    A handsome, ambitious film that fails to satisfy—perhaps because the director, Ivan Passer, insists on an ambiguity on the plot level that muddies and dilutes the thematic thrust. more...
  • Dirty Wars (NR)

    The flood of theatrical documentaries about the War on Terror—Fahrenheit 9/11 (2004), Why We Fight (2005), The Ground Truth (2006), No End in Sight (2007), Taxi to the Dark Side (2007), Standard Operating Procedure (2008)—has slowed to a trickle since President Obama took office, which makes this uncompromising exposé from reporter Jeremy Scahill even more important. more...
  • Elle
  • Elle (R)

    Dutch writer-director Paul Verhoeven, making his first French-language film, returns to the themes of sexual perversion and errant womanhood he mined in Basic Instinct (1992) and Showgirls (1995). more...
  • Hit & Stay

    Heartfelt and informative, this historical documentary considers the role of civil disobedience in the anti-Vietnam War movement, focusing on the efforts of priests, nuns, and other devout Catholics. more...
  • The House I Live In

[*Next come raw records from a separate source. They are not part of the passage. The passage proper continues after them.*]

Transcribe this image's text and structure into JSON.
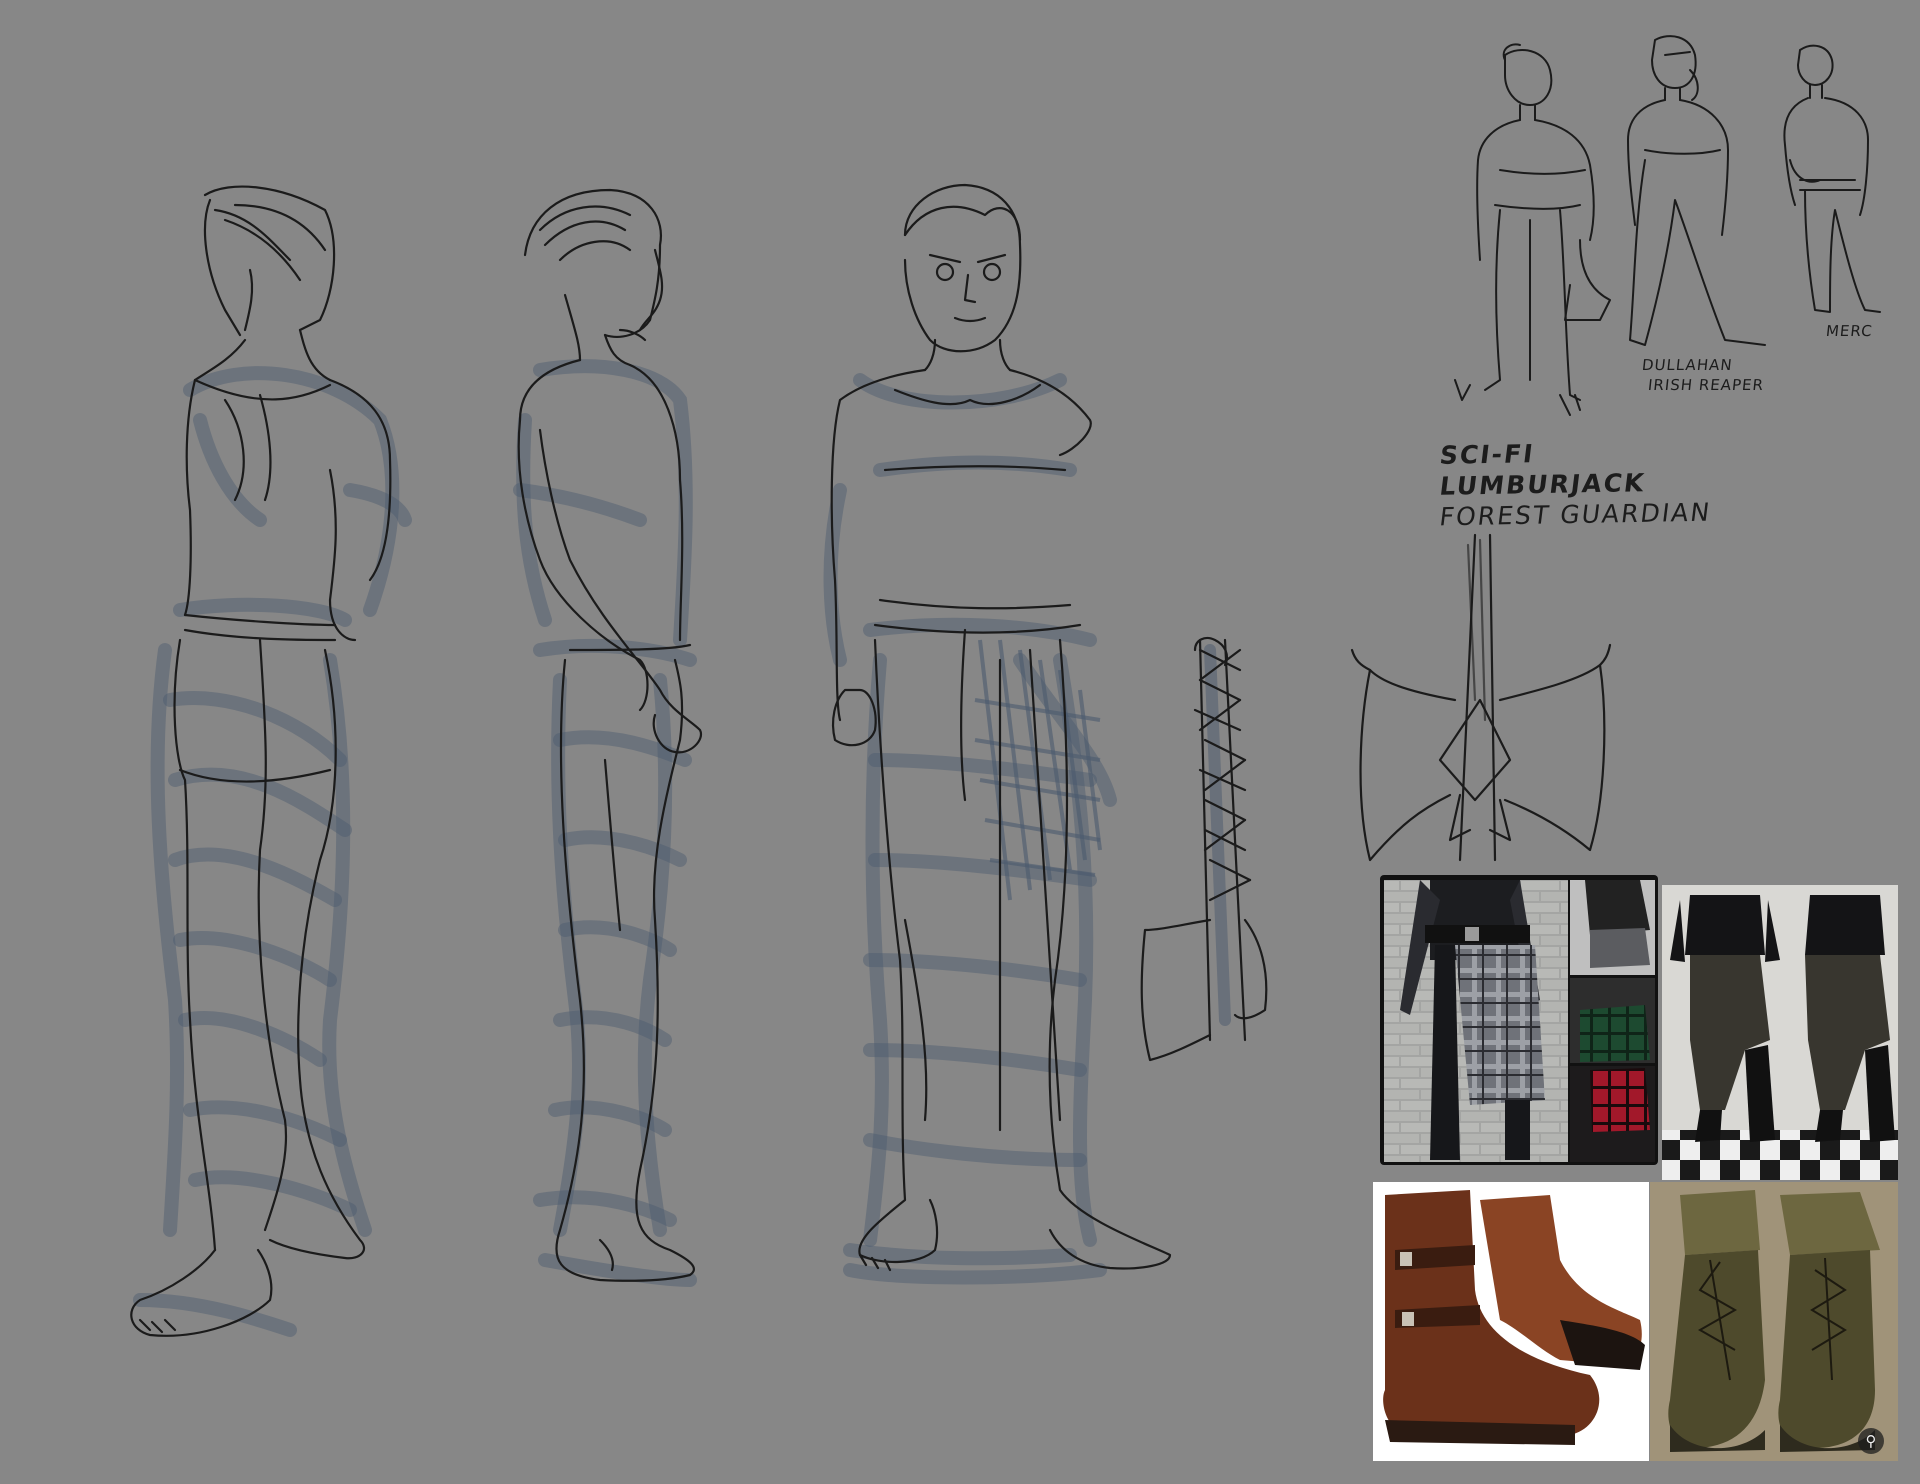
{
  "colors": {
    "background": "#878787",
    "ink": "#1b1b1b",
    "marker": "#4b5a6e"
  },
  "notes": {
    "merc": "MERC",
    "dullahan_line1": "DULLAHAN",
    "dullahan_line2": "IRISH REAPER",
    "scifi": "SCI-FI",
    "lumberjack": "LUMBURJACK",
    "forest_guardian": "FOREST GUARDIAN"
  },
  "reference_images": [
    {
      "name": "kilt-outfits-collage",
      "palette": [
        "#2a2a2e",
        "#7d7f86",
        "#9ea0a3",
        "#1f5a3a",
        "#a31a2a"
      ]
    },
    {
      "name": "cargo-pants-pair",
      "palette": [
        "#1a1a1c",
        "#3b3a37",
        "#d8d8d6",
        "#222222"
      ]
    },
    {
      "name": "brown-leather-boots",
      "palette": [
        "#5a2a14",
        "#8a4424",
        "#2a1a12",
        "#ffffff"
      ]
    },
    {
      "name": "olive-lace-up-boots",
      "palette": [
        "#4e4a2c",
        "#6d6740",
        "#8a7a63",
        "#a79a83"
      ]
    }
  ],
  "icons": {
    "zoom_icon": "magnifier"
  }
}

    No one can accuse Eugene Jarecki of thinking small: his masterful 2005 documentary Why We Fight took on no less than the military-industrial complex, and his new one plunges into the 40-year, $1 trillion war on drugs. more...
  • Intolerance

    D.W. Griffith's 1916 masterpiece, described by Pauline Kael as "perhaps the greatest movie ever made and the greatest folly in movie history," cuts among four stories linked by images of Lillian Gish and a quote from Whitman ("Out of the cradle, endlessly rocking . . ."). more...